That's the day it was all different.
I was home with a baby during the Oklahoma City bombing. Pregnant with another baby and on bed rest when Columbine happened. And I cried, and they frightened me.
But somehow, it was far away and couldn't hurt me or my family.
And then 9-11 happened and I had to drive past the tattered side of the Pentagon regularly. Had to go to NYC and see the gap in the skyline, and hear tales from my brother-in-law who'd witnessed the towers go down from nearby, and from my sister-in-law about how the smoke had traveled across the river to Brooklyn Heights.
For months after 9-11 I winced every time I heard the jets in their flight paths to National (NOT Reagan to us) Airport. Every time I heard a siren.
About 2 years later we had the DC sniper and I had a month of being frightened every time I took the girls to school. Every time I went to the gas station. Every time my husband and children weren't safe in the house with me. I was at the Home Depot where the last shooting happened days before it happened.
Suddenly the world was no longer safe. Because it had happened right where I live.
This morning I dropped JR at the high school (!) early.
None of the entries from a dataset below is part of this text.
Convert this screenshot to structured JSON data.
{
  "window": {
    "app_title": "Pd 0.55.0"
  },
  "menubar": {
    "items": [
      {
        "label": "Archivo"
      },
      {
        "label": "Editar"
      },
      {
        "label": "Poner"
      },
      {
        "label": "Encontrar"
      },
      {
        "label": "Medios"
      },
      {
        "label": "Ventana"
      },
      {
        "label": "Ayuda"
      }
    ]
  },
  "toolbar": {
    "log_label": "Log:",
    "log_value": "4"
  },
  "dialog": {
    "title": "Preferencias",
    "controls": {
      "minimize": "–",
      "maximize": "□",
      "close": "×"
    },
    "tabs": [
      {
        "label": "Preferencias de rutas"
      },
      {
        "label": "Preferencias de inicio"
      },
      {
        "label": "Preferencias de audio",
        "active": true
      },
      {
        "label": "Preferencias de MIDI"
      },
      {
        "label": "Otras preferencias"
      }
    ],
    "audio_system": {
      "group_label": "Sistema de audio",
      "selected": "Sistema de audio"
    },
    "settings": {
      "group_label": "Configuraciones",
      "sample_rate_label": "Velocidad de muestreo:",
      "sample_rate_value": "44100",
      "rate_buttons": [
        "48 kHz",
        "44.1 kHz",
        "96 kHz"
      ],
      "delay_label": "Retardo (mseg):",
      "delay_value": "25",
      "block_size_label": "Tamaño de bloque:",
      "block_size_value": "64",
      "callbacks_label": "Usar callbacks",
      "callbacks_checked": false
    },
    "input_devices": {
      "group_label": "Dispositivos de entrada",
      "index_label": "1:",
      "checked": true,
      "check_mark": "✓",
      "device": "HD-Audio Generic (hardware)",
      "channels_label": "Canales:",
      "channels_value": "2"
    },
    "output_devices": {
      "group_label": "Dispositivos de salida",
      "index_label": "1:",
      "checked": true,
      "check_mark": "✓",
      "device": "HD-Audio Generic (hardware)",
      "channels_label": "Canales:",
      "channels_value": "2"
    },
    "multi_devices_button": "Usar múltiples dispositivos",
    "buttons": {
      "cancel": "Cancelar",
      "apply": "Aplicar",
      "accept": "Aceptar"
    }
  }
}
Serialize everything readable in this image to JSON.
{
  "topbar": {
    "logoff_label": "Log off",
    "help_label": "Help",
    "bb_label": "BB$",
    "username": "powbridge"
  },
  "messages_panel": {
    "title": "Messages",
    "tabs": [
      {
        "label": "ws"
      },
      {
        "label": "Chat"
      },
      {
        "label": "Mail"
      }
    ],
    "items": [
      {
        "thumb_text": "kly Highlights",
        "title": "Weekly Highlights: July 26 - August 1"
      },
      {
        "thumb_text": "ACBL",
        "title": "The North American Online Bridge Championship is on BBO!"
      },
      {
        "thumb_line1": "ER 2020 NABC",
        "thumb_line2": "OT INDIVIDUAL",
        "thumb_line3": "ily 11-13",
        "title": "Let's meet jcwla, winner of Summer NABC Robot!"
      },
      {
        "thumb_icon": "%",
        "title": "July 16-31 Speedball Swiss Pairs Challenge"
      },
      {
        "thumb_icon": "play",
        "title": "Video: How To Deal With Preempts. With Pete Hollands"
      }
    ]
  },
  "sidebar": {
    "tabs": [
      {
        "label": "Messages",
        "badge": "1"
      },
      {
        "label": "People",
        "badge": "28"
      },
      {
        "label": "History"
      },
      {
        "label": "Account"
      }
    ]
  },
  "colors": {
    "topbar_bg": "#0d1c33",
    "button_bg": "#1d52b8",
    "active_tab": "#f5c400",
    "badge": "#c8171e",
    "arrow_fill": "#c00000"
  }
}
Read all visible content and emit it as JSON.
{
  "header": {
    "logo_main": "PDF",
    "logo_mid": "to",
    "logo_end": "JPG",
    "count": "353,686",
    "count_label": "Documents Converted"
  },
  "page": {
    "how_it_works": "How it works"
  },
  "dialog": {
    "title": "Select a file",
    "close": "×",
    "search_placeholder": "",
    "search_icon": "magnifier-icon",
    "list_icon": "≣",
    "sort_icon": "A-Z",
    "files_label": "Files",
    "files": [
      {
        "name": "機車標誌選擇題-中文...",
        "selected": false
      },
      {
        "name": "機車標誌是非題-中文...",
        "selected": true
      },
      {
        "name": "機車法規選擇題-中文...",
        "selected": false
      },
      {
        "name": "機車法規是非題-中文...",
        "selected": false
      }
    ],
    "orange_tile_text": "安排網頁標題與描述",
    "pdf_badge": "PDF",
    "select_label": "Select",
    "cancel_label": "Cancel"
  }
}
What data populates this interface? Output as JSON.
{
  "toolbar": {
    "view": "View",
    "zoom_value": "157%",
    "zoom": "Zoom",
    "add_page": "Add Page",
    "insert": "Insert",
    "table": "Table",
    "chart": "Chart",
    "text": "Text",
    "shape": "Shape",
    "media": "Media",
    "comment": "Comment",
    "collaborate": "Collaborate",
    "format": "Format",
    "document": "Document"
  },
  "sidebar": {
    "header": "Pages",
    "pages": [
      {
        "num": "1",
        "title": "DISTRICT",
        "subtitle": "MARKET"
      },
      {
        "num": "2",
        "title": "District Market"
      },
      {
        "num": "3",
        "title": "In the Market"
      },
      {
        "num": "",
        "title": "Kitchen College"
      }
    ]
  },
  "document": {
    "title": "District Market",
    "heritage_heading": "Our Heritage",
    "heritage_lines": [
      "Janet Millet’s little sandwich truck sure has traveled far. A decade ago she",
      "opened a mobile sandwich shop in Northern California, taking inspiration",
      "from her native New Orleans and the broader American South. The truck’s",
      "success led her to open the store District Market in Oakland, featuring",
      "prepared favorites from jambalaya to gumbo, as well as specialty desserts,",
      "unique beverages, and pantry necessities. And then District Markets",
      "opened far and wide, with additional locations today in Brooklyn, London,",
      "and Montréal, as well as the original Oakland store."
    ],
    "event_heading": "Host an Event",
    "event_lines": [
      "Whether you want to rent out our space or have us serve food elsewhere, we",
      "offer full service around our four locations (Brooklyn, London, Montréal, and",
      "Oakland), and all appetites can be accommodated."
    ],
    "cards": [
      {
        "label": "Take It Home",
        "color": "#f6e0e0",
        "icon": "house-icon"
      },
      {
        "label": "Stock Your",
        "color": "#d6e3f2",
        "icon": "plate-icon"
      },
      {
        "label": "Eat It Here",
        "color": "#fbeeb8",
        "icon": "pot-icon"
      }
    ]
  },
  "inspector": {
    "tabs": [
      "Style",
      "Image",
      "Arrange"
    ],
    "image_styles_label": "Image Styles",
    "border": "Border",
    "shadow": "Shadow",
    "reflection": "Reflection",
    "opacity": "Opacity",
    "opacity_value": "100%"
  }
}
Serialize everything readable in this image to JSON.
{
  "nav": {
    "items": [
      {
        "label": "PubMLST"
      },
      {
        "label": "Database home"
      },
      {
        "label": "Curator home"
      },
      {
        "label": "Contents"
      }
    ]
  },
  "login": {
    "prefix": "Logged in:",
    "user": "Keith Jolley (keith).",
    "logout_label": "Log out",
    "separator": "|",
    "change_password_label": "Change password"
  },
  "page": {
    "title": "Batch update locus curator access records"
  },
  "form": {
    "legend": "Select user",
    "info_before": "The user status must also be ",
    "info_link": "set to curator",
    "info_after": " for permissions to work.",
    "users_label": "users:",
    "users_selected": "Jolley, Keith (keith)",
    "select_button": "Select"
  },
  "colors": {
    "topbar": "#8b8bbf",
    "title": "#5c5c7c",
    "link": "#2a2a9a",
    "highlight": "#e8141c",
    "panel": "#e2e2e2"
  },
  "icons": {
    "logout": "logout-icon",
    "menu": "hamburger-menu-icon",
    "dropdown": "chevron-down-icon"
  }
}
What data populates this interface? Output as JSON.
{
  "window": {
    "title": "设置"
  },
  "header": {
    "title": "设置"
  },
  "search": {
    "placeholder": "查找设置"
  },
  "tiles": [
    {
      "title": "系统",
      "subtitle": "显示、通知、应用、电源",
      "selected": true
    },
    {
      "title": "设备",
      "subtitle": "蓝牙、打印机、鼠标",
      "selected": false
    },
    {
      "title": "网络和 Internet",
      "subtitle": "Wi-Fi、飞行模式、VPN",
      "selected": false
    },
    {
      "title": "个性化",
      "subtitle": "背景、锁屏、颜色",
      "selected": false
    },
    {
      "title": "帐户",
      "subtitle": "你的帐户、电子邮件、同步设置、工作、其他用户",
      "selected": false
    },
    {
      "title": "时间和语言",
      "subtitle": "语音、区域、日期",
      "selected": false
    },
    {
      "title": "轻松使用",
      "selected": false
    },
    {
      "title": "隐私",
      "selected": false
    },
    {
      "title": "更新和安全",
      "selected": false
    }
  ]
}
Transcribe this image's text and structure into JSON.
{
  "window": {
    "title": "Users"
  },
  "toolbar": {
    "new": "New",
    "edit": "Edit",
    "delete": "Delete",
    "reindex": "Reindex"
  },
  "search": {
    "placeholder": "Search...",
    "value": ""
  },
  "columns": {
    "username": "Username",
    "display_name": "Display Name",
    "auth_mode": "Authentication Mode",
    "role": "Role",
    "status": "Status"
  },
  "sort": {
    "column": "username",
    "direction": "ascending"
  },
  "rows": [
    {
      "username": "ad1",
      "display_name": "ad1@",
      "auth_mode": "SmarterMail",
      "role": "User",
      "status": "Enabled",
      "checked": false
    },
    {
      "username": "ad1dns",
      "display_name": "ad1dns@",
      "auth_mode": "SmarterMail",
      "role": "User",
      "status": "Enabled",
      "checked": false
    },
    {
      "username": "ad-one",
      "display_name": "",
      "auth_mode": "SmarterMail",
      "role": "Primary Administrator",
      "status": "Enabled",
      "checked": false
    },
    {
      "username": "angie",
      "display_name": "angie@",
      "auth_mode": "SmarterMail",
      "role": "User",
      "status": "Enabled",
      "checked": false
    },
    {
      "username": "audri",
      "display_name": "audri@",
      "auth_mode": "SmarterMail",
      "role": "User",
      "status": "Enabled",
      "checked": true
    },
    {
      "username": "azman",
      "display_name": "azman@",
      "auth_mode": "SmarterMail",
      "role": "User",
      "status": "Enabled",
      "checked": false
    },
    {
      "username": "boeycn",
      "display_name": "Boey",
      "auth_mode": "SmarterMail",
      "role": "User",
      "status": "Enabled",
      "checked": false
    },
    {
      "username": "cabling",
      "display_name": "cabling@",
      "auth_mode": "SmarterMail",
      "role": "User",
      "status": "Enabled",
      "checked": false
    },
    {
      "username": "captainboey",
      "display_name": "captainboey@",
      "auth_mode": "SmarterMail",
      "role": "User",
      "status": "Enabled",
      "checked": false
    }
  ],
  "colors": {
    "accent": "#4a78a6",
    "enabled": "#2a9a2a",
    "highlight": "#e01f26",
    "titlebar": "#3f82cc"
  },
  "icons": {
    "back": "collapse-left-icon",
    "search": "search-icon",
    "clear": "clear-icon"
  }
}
The school is in the park where my community garden is located, so I headed over there to pick tomatoes and raspberries.
And as I was picking things the sirens started. There were a good 10 minutes of sirens--fire trucks mostly I think. I couldn't tell if they were just passing the area or heading for where I was.
I finished picked and drove past the school. All was well. No sign of the trucks. Everything normal.
But that fear never, EVER goes totally away. All it takes is a siren, or an airplane to remind me of that horrible day when suddenly the world was no longer as safe as it had seemed.
As I said yesterday, I don't need flags or memorials to remember that. It's here with me.